It's probably safe to say that, "All work and no play" is seen as decidedly unhealthy by Italians in general, and Florentines in particular. And, while art making IS play to me, my landlady didn't see it that way. Every day she would kindly, gently (and firmly) provide me with a list of free, non-touristy performances and events to entice me out after it had become too dark to draw. So, finally, in order to set her mind at ease and stop her from loosing any more sleep over me I joined the residents from the neighborhood around the Piazza del Duomo to enjoy a cup of fresh gelato and a delightful open-air opera performance provided free for the benefit of all by a local television station. (SO many things in Florence were free -- offered just for the fun of it.)

And every evening ended with an update to my journal and an illustrated card or letter home to my wife and son. (I love snail mail!) La vita è buona!

Tuesday, July 3, 2012

Water(color) Water(color) Everywhere!

hu•bris (noun) excessive pride or self confidence • (in Greek tragedy) excessive pride toward or defiance of the gods, leading to nemesis. ORIGIN Greek.

As a youthful art student I was, I think it's fair to say, quite full of myself. I knew just what I wanted (to paint big canvases, murals, and frescoes) and thought I knew what I didn't want. I had the good fortune to attend a school with a mural program and an outstanding drawing program (with instructors who, among other things, really could teach human anatomy.) But the painting program had one requirement that I had no use for. (Or at least so I thought.) All painting majors were required to complete at least one semester of watercolor!

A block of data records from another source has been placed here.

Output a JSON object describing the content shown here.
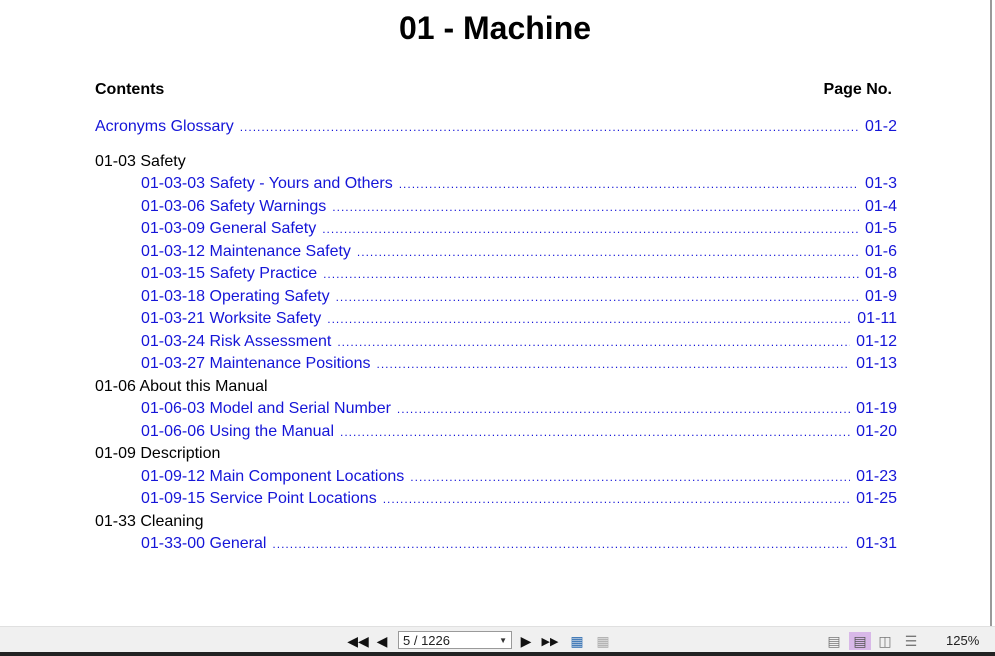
{
  "document": {
    "title": "01 - Machine",
    "contents_label": "Contents",
    "page_no_label": "Page No.",
    "top_entry": {
      "label": "Acronyms Glossary",
      "page": "01-2"
    },
    "sections": [
      {
        "title": "01-03 Safety",
        "entries": [
          {
            "label": "01-03-03 Safety - Yours and Others",
            "page": "01-3"
          },
          {
            "label": "01-03-06 Safety Warnings",
            "page": "01-4"
          },
          {
            "label": "01-03-09 General Safety",
            "page": "01-5"
          },
          {
            "label": "01-03-12 Maintenance Safety",
            "page": "01-6"
          },
          {
            "label": "01-03-15 Safety Practice",
            "page": "01-8"
          },
          {
            "label": "01-03-18 Operating Safety",
            "page": "01-9"
          },
          {
            "label": "01-03-21 Worksite Safety",
            "page": "01-11"
          },
          {
            "label": "01-03-24 Risk Assessment",
            "page": "01-12"
          },
          {
            "label": "01-03-27 Maintenance Positions",
            "page": "01-13"
          }
        ]
      },
      {
        "title": "01-06 About this Manual",
        "entries": [
          {
            "label": "01-06-03 Model and Serial Number",
            "page": "01-19"
          },
          {
            "label": "01-06-06 Using the Manual",
            "page": "01-20"
          }
        ]
      },
      {
        "title": "01-09 Description",
        "entries": [
          {
            "label": "01-09-12 Main Component Locations",
            "page": "01-23"
          },
          {
            "label": "01-09-15 Service Point Locations",
            "page": "01-25"
          }
        ]
      },
      {
        "title": "01-33 Cleaning",
        "entries": [
          {
            "label": "01-33-00 General",
            "page": "01-31"
          }
        ]
      }
    ]
  },
  "toolbar": {
    "page_indicator": "5 / 1226",
    "zoom": "125%",
    "icons": [
      "first-page-icon",
      "prev-page-icon",
      "next-page-icon",
      "last-page-icon",
      "copy-icon",
      "paste-icon",
      "single-page-icon",
      "continuous-page-icon",
      "two-page-icon",
      "two-page-continuous-icon"
    ]
  },
  "colors": {
    "link": "#1515d8",
    "selected_view": "#d8b8e8"
  }
}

Well, being the arrogant young know-it-all that I was, I had no use for the medium. In fact, I was of the opinion that no serious artist had any use for it either. Obviously watercolor was for Sunday painters. Right? And, so, not wanting to waste my time when I could be producing "more serious works" in oils, I petitioned the senior faculty for a waiver of the watercolor requirement, was granted the dispensation, and went blissfully (or should I say, "blithely"?)  on my way.

Fast forward a few years. I've graduated and am set up in a new studio in a new state and have just come up with an idea for a new series of paintings when it strikes me: (This is the "Ah, hay!" moment. The ancient Greeks knew it. Where there is hubris, sooner or later there's gonna be a blind date with a goddess named Nemesis.) "This series is going to be about water." And, "Wouldn't it be great if I did it in watercolor?" Oops!

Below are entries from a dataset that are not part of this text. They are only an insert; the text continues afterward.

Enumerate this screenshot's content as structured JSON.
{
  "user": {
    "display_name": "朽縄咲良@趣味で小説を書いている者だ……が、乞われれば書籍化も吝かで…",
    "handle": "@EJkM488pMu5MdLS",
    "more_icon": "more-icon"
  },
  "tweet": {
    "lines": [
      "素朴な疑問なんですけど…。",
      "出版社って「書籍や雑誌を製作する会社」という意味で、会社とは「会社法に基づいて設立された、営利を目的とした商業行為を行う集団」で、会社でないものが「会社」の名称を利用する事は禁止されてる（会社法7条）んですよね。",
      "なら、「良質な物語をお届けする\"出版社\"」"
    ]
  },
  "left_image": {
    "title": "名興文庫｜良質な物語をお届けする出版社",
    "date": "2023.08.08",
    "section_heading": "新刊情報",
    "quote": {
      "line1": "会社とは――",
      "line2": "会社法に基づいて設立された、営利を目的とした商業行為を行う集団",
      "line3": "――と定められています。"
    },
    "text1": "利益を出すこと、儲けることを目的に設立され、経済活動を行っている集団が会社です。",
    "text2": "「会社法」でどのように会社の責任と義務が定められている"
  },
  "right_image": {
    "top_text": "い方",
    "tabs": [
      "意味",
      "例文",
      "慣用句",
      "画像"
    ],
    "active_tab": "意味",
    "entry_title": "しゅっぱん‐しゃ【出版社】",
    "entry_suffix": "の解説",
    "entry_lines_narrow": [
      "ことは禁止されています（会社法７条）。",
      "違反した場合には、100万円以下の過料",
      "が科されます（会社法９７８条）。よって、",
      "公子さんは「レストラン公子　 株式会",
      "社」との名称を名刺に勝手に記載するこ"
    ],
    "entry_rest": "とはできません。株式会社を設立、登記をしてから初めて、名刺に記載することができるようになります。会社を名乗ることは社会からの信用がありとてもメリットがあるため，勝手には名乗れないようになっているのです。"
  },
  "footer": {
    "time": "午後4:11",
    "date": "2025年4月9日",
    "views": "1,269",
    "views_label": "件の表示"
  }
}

So, I spent the next two summers struggling, teaching myself the rudimentaries of what I was to learn was a marvelously expressive (and challenging) medium.... And, when I eventually returned to my alma mater for a reunion, I made it a point to look up my dear old faculty mentor and a good laugh at my expense. (I've also shared it with students in every watercolor, sketching, and journaling class I've taught since.)

To paraphrase Douglas Adams's Holistic Detective, Dirk Gently: "We don't always end up where we want to be. But we usually end up where we need to be." (And, if we're luck, we'll get to have a little fun along the way! ;-D) 

How about you? Have you ever had an opportunity to grow as an artist, perhaps despite your own hubris or "better" judgement?

Please join me again next week when I will have a new posting to share with you. In the meantime I'll wish you "Happy trails and fun sketching!"